■ What to work on
Within the data below, find the string "audio" and return each line where it occurs.

■ Records shown
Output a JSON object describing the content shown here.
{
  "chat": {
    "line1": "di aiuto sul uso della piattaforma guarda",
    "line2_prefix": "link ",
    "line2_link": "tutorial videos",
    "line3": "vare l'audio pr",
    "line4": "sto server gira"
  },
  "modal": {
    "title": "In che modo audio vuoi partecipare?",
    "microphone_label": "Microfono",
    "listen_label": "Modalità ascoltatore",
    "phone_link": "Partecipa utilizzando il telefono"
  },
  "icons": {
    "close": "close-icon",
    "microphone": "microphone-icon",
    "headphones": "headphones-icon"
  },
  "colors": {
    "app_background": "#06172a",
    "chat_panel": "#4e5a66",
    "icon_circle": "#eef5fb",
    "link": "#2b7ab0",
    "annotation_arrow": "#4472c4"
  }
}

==

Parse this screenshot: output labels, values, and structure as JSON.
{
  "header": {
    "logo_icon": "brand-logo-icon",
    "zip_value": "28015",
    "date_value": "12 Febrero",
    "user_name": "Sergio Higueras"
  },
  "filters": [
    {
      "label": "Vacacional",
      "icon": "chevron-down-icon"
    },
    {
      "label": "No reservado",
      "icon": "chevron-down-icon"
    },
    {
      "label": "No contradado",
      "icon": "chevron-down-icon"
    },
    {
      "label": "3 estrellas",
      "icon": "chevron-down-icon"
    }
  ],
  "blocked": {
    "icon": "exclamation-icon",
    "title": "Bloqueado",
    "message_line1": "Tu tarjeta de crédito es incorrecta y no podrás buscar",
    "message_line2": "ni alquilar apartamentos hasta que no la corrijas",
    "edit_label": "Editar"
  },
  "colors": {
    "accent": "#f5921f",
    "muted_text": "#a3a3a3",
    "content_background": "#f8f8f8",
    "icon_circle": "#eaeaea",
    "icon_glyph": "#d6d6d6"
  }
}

■ Answer area
    "line3": "vare l'audio pr",
    "title": "In che modo audio vuoi partecipare?",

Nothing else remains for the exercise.